Love the new AI stuff in the beta, But what if the AI, instead of just pulling off the web, can access a specific website you might have a license for stock images? That way, when the AI pulls form stuff, you know you are not on copyright violations.
As a promotion producer for a TV station, I know our company lawyers all over the AI stuff because of how it pulls from different sights. You can't deal with the copyright stuff. But say we pay for Adobe Stock, Shutterstock, or Storyblock if we could put in destinations for the AI to access. That would help with copy write issues.
You can't use any of it for commercial use right now so it's a non-issue. And - it doesn't just pull randomly off the web.
In addition to what Melissa said, see the guidelines here:
and run all copyright issues past your corporate lawyers.
Adobe's (generative AI) Firefly is mitigating copyright concerns by training their system with vetted royalty-free graphics & photos that have been curated from Adobe Stock's 100+ million asset inventory. 😯
However (and let's be brutally honest here), if you have any copyright concerns, you probably should not be using machine-generated artwork in commercial projects. But that's a much deeper legal & ethical topic. 🙂
Thank you, I know it's not for commercial use right now. That's not what I was saying. Plus even Adobe's Responsible Innovation blog talks about the AI Learn form images from Adobe and common use images that licenses have expired. I have used it several times to play around with NOTHING COMMERCIAL and even though it says it's recreating images, you can clearly see its pulling and copying things from imagies it learned. My sugestion IDEA was to be able to control the data base it's learning from that you have access to.
Thank you. I wouldn't be using it for a commercially generated spot, one, it's against my company policy, second I know how to create stuff from scratch, my comment was an Idea suggestion.
As things stand currently, the only way to regulate what AI is trained on is to NOT use AI.
Hi @Christopher2802 this may help explain things further.
As @Nancy OShea pointed out, Adobe has taken steps to purposefully train the AI machine learning model based on it's own source material and creative commons, thereby avoiding the pitfalls of non-licensed images showing in their models. Adobe's goal is to have copywrite clean images generated for users.
The training isn't something Photoshop does. That already happened on Adobe's servers, which study hundreds of millions of images, and store hundreds of terabytes of data.

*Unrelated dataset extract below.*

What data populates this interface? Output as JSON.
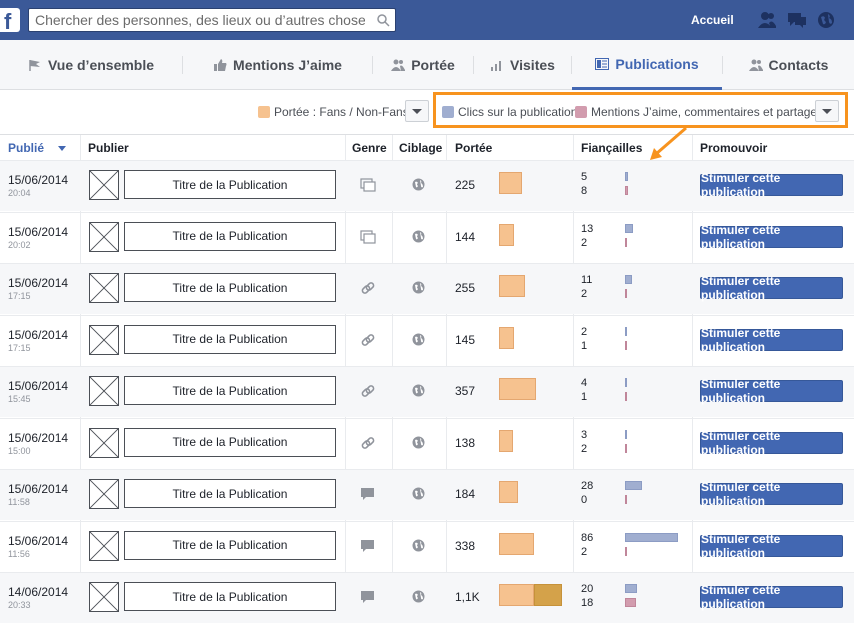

Photoshop is reaching into this collated learning, so you can't just tell it to look somewhere else.
You might want to take a look at this : https://www.adobe.com/content/dam/cc/en/ai-ethics/pdfs/Adobe-AI-Ethics-Principles.pdf
The problem with your proposal is that AI works through learning not just from pulling images for the specific output. You would therefore be asking AI to learn from scratch only on your selection of data and ignore what it has learnt from wider data. That sounds limiting in terms of effectiveness and very expensive in terms of different learning data sets for different customers.
Midjourney and Stable Diffusion allow users to train AI with user's original content. However, users often abuse this by scraping unlicensed content from websites like Getty Images. Getty sues Stability AI 1.8 Trillion for copyright infringement.
Given the latest U.S. Supreme Court ruling on what constitutes "fair use," Lynn Goldsmith vs. Andy Warhol, this could be a blood-bath for AI service providers.
Adobe is being necessarily prudent in keeping firm control over it's training content. Nobody can afford a lawsuit.
This small article is in today's Washington Post on Page A18. It may (or may not) answer your question.
There are a couple of other press releases; you can find more with a search engine: